One of the book’s most intriguing theories is that fetal imprinting, an evolutionary strategy to prepare children to cope with life, establishes a permanent set-point in a child's physiology. Baby's born to mothers highly anxious during pregnancy, whether from war, natural disasters, failed marriages, or other stressful life conditions, may thus be prone to mental illness and brain dysfunction later in life. Early traumatic events such as low oxygen at birth, painkillers and antidepressants administered to the mother during pregnancy, poor maternal nutrition, and a lack of parental affection in the first years of life may compound the effect.

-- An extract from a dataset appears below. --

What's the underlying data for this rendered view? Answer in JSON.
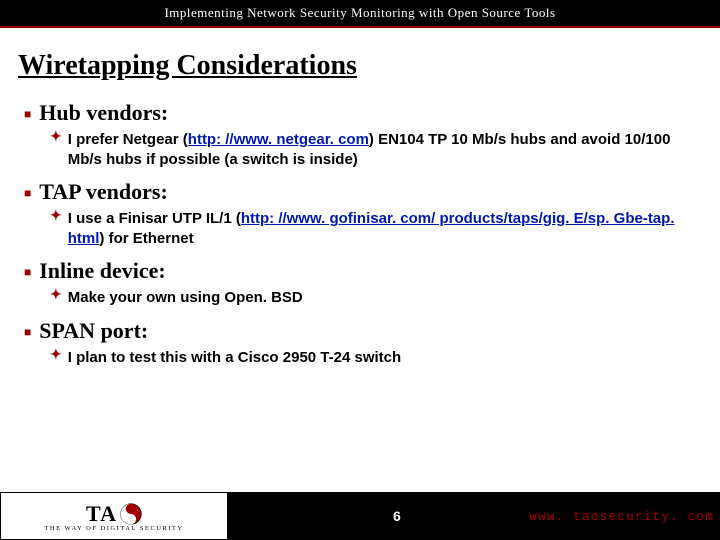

In making the case for a brand-new, unified field theory of psychotherapy, Dr. Janov weaves together the evolutionary theories of Jean Baptiste Larmarck, the fetal development studies of Vivette Glover and K.J.S. Anand, and fascinating new research by the psychiatrist Elissa Epel suggesting that telomeres—a region of repetitive DNA critical in predicting life expectancy—may be significantly altered during pregnancy.
After explaining how hormonal and neurologic processes in the womb provide a blueprint for later mental illness and disease, Dr. Janov charts a revolutionary new course for psychotherapy. He provides a sharp critique of cognitive behavioral therapy, psychoanalysis, and other popular “talk therapy” models for treating addiction and mental illness, which he argues do not reach the limbic system and brainstem, where the effects of early trauma are registered in the nervous system.
“Life Before Birth: The Hidden Script that Rules Our Lives” is scheduled to be published by NTI Upstream in October 2011, and has tremendous implications for the future of modern psychology, pediatrics, pregnancy, and women’s health.